HP will roll out its own SDN controller, a separate control plane appliance, and software for dictating flows in an OpenFlow-based SDN. HP will also unveil nine more OpenFlow-enabled switches through the addition of the open source SDN protocol to its existing 3800 line, which debuted a year ago. HP rolled out 16 OpenFlow-enabled switches earlier this year.
[ Also on InfoWorld: What the software-defined data center really means. | Stay on top of the current state of the cloud with InfoWorld's special report, "Cloud computing in 2012." Download it today! | Also check out our "Private Cloud Deep Dive," our "Cloud Security Deep Dive," our "Cloud Storage Deep Dive," and our "Cloud Services Deep Dive." ]
And HP will also roll out application software that allows enterprises to create their own, isolated virtual cloud network in a public cloud. HP will also unveil three applications it developed for its SDN controller.
WHERE'S THE BEEF? What are the killer apps for software-define networks?
HP claims that no other vendor, including Cisco, offers as complete an SDN portfolio as it does, with a controller, 25 Open-Flow-enabled switches, and applications. HP also has beta customers for its SDN package, including HBO and CERN.
"We're the only company now with a complete solution, with customers," says Bethany Mayer, senior vice president and general manager, HP Networking.
"We believe this is the correct approach to make SDN useful in the market," says Saar Gillai, HP Networking CTO.

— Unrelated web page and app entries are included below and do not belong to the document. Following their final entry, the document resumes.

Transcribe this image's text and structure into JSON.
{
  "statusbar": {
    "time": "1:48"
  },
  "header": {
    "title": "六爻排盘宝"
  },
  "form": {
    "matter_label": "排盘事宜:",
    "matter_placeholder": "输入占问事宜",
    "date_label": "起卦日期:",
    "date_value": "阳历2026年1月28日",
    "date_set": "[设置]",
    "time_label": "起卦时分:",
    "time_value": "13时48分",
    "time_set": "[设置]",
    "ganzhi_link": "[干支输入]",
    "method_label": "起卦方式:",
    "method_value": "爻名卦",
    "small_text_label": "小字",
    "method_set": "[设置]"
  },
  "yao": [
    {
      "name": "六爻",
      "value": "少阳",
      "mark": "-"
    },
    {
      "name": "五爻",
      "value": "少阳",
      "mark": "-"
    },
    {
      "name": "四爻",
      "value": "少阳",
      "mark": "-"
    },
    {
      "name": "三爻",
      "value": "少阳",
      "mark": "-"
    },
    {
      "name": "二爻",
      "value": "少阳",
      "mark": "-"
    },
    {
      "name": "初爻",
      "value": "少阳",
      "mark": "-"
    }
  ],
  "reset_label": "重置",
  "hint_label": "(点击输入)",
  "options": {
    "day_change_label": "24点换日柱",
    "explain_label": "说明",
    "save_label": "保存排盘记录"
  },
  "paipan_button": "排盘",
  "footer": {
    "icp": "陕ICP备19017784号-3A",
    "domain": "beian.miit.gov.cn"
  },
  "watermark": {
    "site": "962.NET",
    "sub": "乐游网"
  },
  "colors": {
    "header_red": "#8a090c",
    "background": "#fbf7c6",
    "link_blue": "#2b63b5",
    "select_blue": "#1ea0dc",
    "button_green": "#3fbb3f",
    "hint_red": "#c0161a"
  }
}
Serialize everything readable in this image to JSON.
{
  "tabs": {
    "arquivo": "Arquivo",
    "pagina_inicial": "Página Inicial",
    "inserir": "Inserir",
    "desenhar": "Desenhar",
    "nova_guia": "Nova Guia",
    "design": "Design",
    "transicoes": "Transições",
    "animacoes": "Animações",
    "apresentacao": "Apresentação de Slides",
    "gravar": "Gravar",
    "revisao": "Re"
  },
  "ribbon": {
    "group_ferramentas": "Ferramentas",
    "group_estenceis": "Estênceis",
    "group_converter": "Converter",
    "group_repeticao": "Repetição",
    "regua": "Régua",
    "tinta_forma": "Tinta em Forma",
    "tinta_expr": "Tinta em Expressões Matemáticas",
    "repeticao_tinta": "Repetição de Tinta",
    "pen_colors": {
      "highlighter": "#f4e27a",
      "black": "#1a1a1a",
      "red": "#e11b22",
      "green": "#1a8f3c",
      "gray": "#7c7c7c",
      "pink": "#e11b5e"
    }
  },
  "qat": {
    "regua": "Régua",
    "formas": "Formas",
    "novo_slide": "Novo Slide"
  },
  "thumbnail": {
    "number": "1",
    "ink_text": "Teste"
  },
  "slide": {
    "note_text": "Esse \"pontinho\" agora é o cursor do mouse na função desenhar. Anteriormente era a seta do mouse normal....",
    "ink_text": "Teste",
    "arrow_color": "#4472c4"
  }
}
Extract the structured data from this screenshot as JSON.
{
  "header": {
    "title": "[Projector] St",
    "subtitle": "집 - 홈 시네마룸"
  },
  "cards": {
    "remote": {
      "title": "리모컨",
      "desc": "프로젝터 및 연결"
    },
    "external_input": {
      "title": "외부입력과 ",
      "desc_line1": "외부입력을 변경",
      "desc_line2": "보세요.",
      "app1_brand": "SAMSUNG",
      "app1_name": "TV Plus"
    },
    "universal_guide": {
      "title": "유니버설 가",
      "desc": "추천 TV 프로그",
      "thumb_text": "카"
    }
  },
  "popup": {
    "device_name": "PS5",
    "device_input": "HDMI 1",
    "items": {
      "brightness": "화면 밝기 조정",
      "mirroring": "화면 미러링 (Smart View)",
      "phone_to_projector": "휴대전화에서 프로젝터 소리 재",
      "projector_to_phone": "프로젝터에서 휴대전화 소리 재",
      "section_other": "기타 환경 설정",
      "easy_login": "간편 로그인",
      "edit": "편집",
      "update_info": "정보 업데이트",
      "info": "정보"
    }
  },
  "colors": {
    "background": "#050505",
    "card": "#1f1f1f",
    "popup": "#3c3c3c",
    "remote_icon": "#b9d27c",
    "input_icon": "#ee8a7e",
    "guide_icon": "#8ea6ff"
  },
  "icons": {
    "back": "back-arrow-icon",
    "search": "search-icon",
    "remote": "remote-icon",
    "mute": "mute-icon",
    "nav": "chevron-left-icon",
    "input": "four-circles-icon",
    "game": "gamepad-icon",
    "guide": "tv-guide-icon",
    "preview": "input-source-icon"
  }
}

The stakes are high for HP. SDNs take networking control largely away from the hardware infrastructure and put it in software. Since Cisco is so dominant in networking hardware, SDNs could provide a way for competitors like HP -- and Juniper -- to tip the balance of the networking market more toward them.